▶ **Your goal**: Every record that follows should be written out again without any change.

Dataset content below:

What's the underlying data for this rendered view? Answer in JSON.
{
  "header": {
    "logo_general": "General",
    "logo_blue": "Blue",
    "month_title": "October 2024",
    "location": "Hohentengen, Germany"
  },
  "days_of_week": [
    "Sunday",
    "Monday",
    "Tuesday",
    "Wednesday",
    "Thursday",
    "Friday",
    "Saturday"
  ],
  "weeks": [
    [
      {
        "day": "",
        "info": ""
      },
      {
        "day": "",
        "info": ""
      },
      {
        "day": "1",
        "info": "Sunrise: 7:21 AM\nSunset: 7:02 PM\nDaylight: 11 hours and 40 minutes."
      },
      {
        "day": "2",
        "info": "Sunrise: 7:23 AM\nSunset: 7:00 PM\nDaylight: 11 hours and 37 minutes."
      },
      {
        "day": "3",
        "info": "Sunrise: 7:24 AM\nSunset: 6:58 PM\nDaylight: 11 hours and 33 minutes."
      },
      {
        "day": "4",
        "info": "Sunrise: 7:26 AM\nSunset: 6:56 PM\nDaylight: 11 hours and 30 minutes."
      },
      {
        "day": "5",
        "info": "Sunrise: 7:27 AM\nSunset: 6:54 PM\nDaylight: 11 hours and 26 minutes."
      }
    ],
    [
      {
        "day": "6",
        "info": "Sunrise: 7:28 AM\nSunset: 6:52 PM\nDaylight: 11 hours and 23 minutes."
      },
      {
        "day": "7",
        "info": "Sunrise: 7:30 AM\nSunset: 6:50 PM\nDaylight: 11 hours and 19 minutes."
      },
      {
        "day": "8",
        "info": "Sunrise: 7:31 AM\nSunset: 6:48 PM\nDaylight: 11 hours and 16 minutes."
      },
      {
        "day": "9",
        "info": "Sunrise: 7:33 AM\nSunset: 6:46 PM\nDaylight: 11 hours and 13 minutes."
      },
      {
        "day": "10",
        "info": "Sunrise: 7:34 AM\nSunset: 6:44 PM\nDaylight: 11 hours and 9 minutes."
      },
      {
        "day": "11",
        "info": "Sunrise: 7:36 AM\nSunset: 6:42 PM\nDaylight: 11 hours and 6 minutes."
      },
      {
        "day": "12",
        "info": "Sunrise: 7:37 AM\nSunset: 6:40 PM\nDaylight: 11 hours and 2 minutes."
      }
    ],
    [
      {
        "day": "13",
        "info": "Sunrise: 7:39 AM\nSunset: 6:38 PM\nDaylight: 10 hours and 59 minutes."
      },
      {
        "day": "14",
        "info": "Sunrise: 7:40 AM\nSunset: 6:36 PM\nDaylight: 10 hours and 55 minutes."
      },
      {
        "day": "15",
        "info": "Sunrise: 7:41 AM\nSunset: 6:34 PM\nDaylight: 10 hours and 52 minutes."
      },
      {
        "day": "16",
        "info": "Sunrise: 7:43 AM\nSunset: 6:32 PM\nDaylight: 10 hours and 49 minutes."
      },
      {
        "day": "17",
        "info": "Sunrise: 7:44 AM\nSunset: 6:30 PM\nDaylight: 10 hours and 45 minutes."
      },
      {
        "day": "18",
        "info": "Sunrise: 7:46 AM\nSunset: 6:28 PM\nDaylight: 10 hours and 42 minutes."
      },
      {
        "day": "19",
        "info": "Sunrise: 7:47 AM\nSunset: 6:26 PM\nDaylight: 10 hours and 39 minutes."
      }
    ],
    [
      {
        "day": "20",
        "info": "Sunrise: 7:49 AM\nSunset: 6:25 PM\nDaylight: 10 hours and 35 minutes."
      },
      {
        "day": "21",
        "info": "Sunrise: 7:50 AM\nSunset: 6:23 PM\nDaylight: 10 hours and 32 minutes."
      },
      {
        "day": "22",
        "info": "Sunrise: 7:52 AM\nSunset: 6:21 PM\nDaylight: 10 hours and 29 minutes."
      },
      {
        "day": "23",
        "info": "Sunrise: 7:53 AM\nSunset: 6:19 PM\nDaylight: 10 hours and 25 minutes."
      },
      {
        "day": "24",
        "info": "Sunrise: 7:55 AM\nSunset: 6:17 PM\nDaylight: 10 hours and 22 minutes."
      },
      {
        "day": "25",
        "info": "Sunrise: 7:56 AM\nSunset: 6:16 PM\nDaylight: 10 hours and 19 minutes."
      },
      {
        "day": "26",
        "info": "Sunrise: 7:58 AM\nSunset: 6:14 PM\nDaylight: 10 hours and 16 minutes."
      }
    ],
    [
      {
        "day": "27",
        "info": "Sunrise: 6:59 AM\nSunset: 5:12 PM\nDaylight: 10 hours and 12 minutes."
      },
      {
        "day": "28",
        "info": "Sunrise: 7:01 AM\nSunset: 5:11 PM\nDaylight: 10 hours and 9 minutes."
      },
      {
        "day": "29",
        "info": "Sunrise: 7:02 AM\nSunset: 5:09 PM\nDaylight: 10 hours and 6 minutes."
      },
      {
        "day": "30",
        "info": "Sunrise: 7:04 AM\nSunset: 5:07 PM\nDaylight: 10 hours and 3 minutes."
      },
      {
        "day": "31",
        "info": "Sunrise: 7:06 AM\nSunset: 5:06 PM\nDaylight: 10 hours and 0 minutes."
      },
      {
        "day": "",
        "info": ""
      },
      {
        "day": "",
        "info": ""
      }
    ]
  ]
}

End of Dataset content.

▶ **Worked solution**:
What's the underlying data for this rendered view? Answer in JSON.
{
  "header": {
    "logo_general": "General",
    "logo_blue": "Blue",
    "month_title": "October 2024",
    "location": "Hohentengen, Germany"
  },
  "days_of_week": [
    "Sunday",
    "Monday",
    "Tuesday",
    "Wednesday",
    "Thursday",
    "Friday",
    "Saturday"
  ],
  "weeks": [
    [
      {
        "day": "",
        "info": ""
      },
      {
        "day": "",
        "info": ""
      },
      {
        "day": "1",
        "info": "Sunrise: 7:21 AM\nSunset: 7:02 PM\nDaylight: 11 hours and 40 minutes."
      },
      {
        "day": "2",
        "info": "Sunrise: 7:23 AM\nSunset: 7:00 PM\nDaylight: 11 hours and 37 minutes."
      },
      {
        "day": "3",
        "info": "Sunrise: 7:24 AM\nSunset: 6:58 PM\nDaylight: 11 hours and 33 minutes."
      },
      {
        "day": "4",
        "info": "Sunrise: 7:26 AM\nSunset: 6:56 PM\nDaylight: 11 hours and 30 minutes."
      },
      {
        "day": "5",
        "info": "Sunrise: 7:27 AM\nSunset: 6:54 PM\nDaylight: 11 hours and 26 minutes."
      }
    ],
    [
      {
        "day": "6",
        "info": "Sunrise: 7:28 AM\nSunset: 6:52 PM\nDaylight: 11 hours and 23 minutes."
      },
      {
        "day": "7",
        "info": "Sunrise: 7:30 AM\nSunset: 6:50 PM\nDaylight: 11 hours and 19 minutes."
      },
      {
        "day": "8",
        "info": "Sunrise: 7:31 AM\nSunset: 6:48 PM\nDaylight: 11 hours and 16 minutes."
      },
      {
        "day": "9",
        "info": "Sunrise: 7:33 AM\nSunset: 6:46 PM\nDaylight: 11 hours and 13 minutes."
      },
      {
        "day": "10",
        "info": "Sunrise: 7:34 AM\nSunset: 6:44 PM\nDaylight: 11 hours and 9 minutes."
      },
      {
        "day": "11",
        "info": "Sunrise: 7:36 AM\nSunset: 6:42 PM\nDaylight: 11 hours and 6 minutes."
      },
      {
        "day": "12",
        "info": "Sunrise: 7:37 AM\nSunset: 6:40 PM\nDaylight: 11 hours and 2 minutes."
      }
    ],
    [
      {
        "day": "13",
        "info": "Sunrise: 7:39 AM\nSunset: 6:38 PM\nDaylight: 10 hours and 59 minutes."
      },
      {
        "day": "14",
        "info": "Sunrise: 7:40 AM\nSunset: 6:36 PM\nDaylight: 10 hours and 55 minutes."
      },
      {
        "day": "15",
        "info": "Sunrise: 7:41 AM\nSunset: 6:34 PM\nDaylight: 10 hours and 52 minutes."
      },
      {
        "day": "16",
        "info": "Sunrise: 7:43 AM\nSunset: 6:32 PM\nDaylight: 10 hours and 49 minutes."
      },
      {
        "day": "17",
        "info": "Sunrise: 7:44 AM\nSunset: 6:30 PM\nDaylight: 10 hours and 45 minutes."
      },
      {
        "day": "18",
        "info": "Sunrise: 7:46 AM\nSunset: 6:28 PM\nDaylight: 10 hours and 42 minutes."
      },
      {
        "day": "19",
        "info": "Sunrise: 7:47 AM\nSunset: 6:26 PM\nDaylight: 10 hours and 39 minutes."
      }
    ],
    [
      {
        "day": "20",
        "info": "Sunrise: 7:49 AM\nSunset: 6:25 PM\nDaylight: 10 hours and 35 minutes."
      },
      {
        "day": "21",
        "info": "Sunrise: 7:50 AM\nSunset: 6:23 PM\nDaylight: 10 hours and 32 minutes."
      },
      {
        "day": "22",
        "info": "Sunrise: 7:52 AM\nSunset: 6:21 PM\nDaylight: 10 hours and 29 minutes."
      },
      {
        "day": "23",
        "info": "Sunrise: 7:53 AM\nSunset: 6:19 PM\nDaylight: 10 hours and 25 minutes."
      },
      {
        "day": "24",
        "info": "Sunrise: 7:55 AM\nSunset: 6:17 PM\nDaylight: 10 hours and 22 minutes."
      },
      {
        "day": "25",
        "info": "Sunrise: 7:56 AM\nSunset: 6:16 PM\nDaylight: 10 hours and 19 minutes."
      },
      {
        "day": "26",
        "info": "Sunrise: 7:58 AM\nSunset: 6:14 PM\nDaylight: 10 hours and 16 minutes."
      }
    ],
    [
      {
        "day": "27",
        "info": "Sunrise: 6:59 AM\nSunset: 5:12 PM\nDaylight: 10 hours and 12 minutes."
      },
      {
        "day": "28",
        "info": "Sunrise: 7:01 AM\nSunset: 5:11 PM\nDaylight: 10 hours and 9 minutes."
      },
      {
        "day": "29",
        "info": "Sunrise: 7:02 AM\nSunset: 5:09 PM\nDaylight: 10 hours and 6 minutes."
      },
      {
        "day": "30",
        "info": "Sunrise: 7:04 AM\nSunset: 5:07 PM\nDaylight: 10 hours and 3 minutes."
      },
      {
        "day": "31",
        "info": "Sunrise: 7:06 AM\nSunset: 5:06 PM\nDaylight: 10 hours and 0 minutes."
      },
      {
        "day": "",
        "info": ""
      },
      {
        "day": "",
        "info": ""
      }
    ]
  ]
}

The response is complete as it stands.